» TASK STATEMENT: Report the number of lines below in which the word "subtitle" occurs. Nothing else is needed.

» RECORDS FOR THIS TASK:
....

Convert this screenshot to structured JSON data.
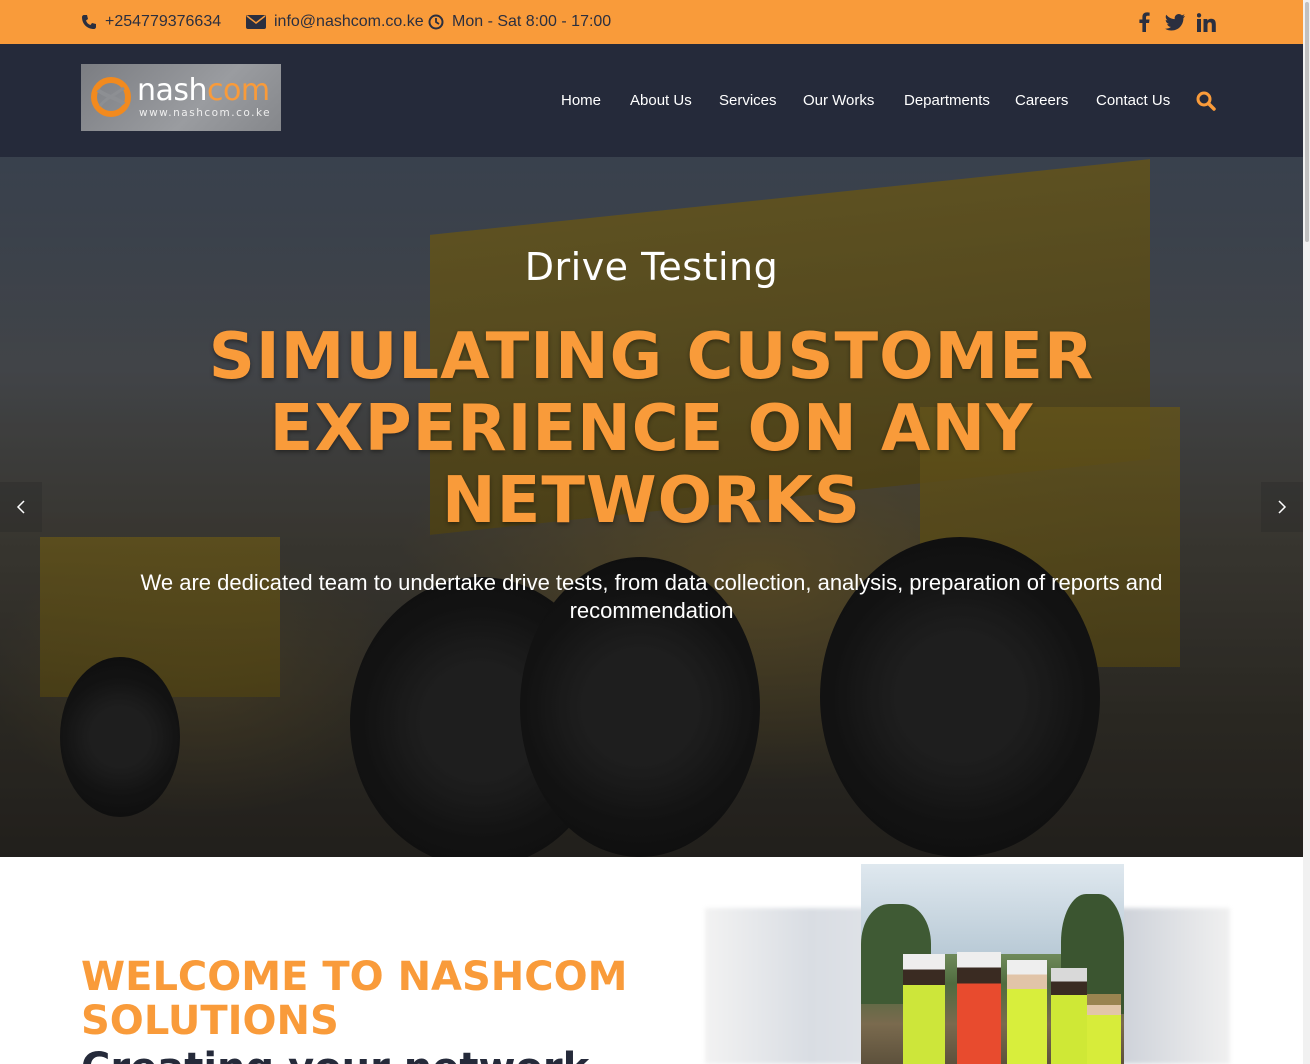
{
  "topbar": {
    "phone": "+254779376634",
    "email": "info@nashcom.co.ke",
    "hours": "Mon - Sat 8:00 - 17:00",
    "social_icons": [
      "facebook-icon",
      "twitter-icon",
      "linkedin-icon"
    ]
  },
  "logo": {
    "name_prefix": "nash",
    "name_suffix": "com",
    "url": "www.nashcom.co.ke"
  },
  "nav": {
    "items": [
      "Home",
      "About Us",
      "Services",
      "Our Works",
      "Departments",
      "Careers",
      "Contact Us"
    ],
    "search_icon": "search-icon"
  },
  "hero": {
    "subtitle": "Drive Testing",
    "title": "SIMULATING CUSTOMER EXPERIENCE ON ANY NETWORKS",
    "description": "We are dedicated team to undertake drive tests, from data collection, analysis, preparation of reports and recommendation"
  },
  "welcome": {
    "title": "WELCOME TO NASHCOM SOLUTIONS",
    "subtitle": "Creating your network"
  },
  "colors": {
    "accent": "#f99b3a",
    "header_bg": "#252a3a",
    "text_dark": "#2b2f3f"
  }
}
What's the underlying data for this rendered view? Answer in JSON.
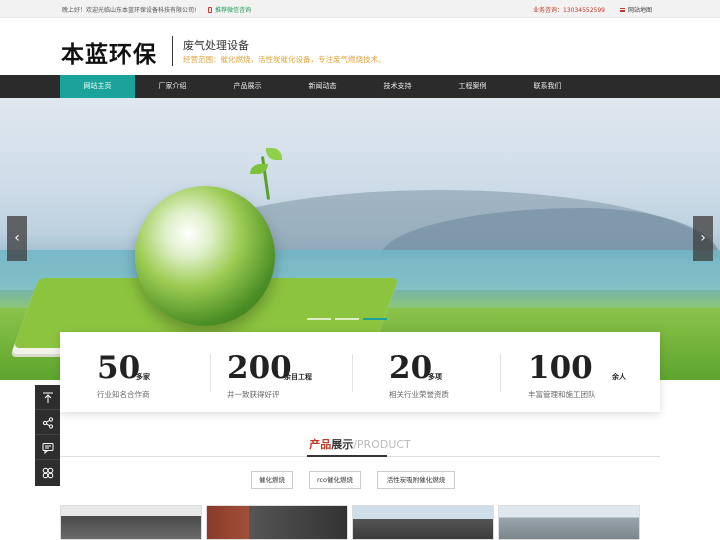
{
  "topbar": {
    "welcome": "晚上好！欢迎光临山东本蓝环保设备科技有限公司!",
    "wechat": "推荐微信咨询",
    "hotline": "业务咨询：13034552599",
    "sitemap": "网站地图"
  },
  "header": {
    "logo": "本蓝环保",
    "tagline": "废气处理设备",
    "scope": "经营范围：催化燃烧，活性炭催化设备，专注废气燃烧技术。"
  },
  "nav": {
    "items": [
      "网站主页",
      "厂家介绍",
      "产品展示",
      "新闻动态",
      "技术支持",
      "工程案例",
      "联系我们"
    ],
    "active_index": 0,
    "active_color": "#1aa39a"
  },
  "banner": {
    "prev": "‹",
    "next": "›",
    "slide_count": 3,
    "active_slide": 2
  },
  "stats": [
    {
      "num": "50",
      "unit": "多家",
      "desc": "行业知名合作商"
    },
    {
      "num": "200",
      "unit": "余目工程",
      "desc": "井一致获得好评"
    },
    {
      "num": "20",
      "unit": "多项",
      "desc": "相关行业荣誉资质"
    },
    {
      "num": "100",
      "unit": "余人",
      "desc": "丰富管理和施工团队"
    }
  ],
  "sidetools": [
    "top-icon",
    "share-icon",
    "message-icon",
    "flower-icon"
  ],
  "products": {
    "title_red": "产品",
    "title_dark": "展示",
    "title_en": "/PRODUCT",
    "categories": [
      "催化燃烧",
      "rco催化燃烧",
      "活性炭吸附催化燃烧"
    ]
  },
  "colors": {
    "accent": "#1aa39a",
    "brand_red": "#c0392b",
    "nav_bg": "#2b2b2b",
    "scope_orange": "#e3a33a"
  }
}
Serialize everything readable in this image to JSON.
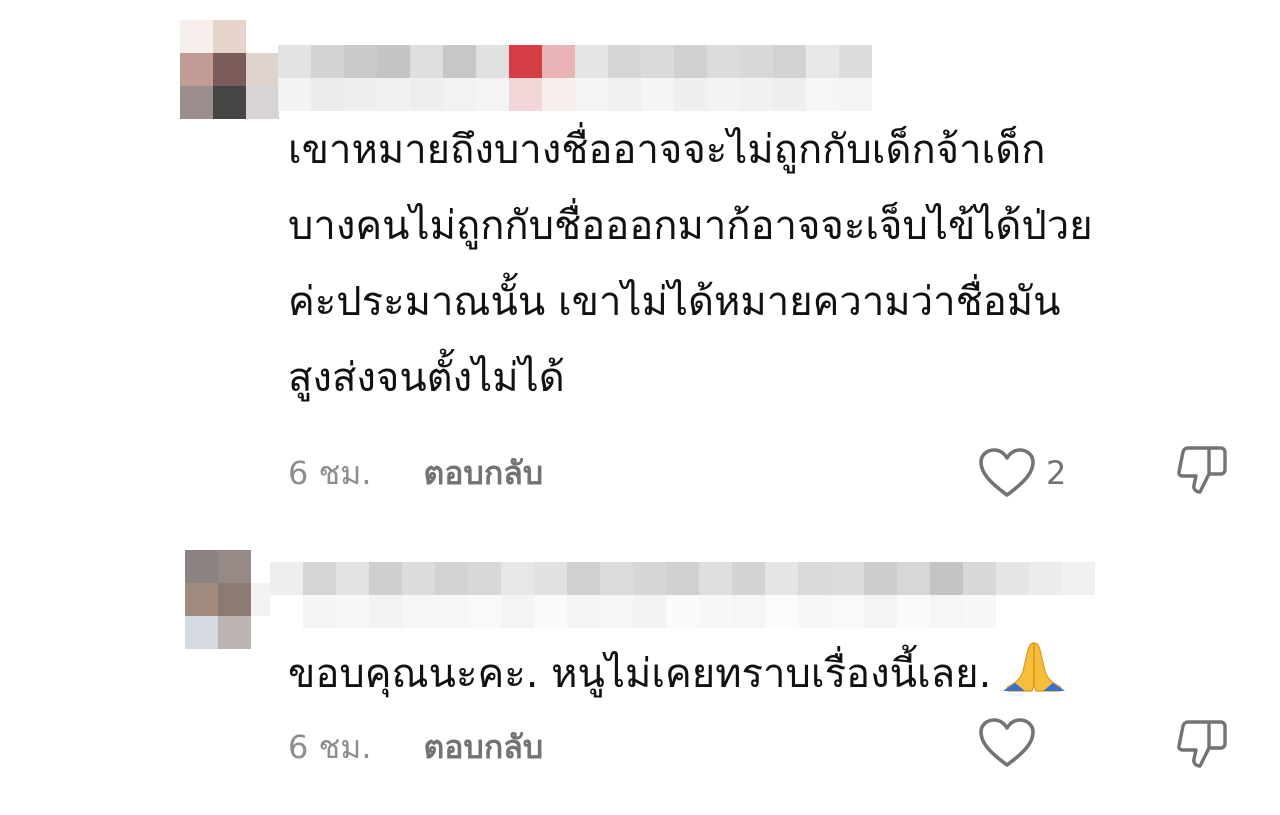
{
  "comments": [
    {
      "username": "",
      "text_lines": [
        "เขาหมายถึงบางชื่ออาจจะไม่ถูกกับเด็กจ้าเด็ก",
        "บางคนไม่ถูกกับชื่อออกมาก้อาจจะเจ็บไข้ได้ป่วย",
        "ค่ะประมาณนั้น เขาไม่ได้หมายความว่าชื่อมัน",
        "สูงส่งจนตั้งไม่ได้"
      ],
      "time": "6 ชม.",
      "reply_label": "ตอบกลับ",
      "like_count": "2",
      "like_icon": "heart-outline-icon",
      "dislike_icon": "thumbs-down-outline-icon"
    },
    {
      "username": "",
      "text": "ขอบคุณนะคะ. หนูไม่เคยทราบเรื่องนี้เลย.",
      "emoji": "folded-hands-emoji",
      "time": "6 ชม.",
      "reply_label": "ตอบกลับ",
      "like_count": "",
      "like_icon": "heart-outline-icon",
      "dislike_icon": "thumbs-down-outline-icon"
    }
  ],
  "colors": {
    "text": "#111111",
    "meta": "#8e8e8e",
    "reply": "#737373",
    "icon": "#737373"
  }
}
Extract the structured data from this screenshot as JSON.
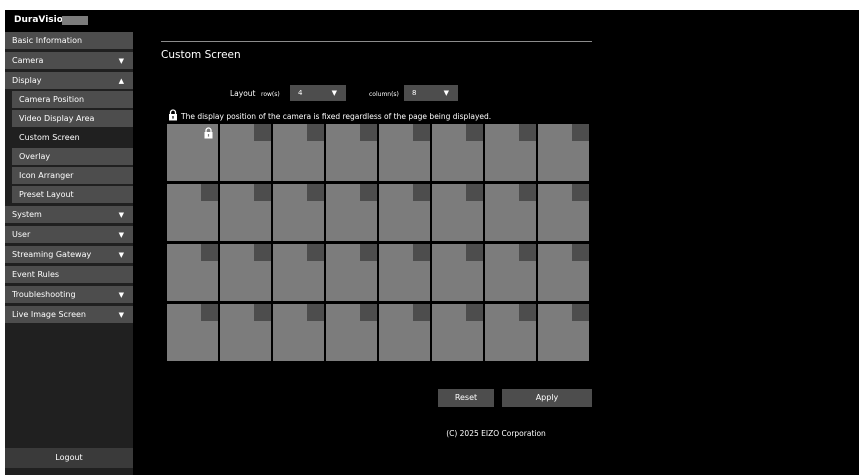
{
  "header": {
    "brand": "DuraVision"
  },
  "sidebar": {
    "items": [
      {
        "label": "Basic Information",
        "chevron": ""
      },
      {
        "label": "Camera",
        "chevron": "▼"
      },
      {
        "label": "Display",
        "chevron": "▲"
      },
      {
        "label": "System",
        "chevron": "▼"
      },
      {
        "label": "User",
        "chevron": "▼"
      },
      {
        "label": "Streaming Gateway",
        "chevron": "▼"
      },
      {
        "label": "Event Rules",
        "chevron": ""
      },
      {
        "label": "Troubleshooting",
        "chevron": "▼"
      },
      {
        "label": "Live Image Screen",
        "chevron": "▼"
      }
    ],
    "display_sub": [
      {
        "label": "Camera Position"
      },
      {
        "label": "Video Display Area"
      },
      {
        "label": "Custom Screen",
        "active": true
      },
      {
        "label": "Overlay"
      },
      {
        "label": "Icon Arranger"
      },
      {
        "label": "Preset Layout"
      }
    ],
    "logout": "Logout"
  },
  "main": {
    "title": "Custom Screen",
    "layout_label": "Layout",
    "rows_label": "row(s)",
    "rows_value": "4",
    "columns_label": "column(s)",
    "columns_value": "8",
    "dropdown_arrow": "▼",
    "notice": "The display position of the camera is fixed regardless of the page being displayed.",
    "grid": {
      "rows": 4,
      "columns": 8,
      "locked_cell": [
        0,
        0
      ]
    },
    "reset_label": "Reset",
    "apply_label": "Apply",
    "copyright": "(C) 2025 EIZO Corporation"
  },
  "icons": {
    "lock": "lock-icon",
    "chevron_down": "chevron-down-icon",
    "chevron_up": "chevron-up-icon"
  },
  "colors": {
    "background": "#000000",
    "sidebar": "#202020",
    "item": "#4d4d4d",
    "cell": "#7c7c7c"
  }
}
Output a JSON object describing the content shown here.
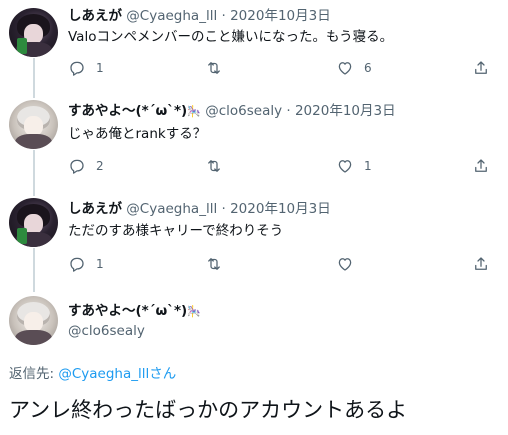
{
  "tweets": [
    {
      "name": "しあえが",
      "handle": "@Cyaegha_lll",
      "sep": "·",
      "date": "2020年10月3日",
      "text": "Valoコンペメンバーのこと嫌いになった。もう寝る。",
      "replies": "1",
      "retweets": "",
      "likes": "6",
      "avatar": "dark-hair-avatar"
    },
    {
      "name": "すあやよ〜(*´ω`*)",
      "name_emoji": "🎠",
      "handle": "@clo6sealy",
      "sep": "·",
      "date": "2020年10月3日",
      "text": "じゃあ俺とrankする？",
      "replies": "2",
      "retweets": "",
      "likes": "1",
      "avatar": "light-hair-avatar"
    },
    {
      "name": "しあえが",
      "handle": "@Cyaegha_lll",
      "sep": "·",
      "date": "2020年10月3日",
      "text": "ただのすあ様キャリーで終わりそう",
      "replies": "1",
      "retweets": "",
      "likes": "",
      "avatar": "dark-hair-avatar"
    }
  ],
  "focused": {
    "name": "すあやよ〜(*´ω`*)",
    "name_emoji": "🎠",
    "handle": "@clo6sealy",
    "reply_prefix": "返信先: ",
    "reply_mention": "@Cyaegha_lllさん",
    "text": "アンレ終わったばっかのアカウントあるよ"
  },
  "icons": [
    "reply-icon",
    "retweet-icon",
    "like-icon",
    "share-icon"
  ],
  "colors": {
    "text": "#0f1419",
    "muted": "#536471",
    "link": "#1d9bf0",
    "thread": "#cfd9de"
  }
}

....

» TASK ANSWER: 2